Source records.
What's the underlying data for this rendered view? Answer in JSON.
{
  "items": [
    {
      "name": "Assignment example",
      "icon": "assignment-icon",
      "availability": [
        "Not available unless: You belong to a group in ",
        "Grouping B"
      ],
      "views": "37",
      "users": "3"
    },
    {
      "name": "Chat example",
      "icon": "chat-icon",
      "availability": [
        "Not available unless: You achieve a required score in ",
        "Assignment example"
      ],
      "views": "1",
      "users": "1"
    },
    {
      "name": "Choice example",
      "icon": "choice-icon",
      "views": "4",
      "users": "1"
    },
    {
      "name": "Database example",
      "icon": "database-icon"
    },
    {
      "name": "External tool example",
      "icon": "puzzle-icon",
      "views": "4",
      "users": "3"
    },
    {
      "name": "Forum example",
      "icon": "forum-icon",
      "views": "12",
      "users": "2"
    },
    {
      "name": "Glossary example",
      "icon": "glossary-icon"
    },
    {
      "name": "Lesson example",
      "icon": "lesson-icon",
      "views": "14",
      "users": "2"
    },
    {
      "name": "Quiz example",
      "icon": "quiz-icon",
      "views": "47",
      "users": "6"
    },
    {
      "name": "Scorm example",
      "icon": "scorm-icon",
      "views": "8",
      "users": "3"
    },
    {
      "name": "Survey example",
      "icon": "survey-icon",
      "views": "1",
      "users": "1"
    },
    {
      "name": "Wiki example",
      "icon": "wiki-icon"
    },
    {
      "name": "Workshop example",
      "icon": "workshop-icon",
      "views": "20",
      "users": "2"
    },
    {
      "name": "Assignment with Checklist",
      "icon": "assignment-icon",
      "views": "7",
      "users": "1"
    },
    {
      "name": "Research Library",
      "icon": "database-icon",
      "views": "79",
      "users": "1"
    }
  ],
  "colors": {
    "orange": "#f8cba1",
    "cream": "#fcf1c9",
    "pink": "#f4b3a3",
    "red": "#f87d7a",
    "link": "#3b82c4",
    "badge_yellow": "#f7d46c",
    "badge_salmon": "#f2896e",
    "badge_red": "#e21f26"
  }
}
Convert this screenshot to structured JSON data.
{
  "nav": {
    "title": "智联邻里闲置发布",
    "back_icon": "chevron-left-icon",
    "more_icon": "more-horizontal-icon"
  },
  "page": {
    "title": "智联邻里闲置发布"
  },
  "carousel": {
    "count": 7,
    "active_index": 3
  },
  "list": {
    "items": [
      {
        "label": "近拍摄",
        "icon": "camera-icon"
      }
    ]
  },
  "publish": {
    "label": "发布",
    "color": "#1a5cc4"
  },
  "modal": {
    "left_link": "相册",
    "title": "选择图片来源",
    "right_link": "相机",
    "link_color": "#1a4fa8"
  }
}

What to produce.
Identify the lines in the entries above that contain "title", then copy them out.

Response to this task.
    "title": "智联邻里闲置发布",
    "title": "智联邻里闲置发布"
    "title": "选择图片来源",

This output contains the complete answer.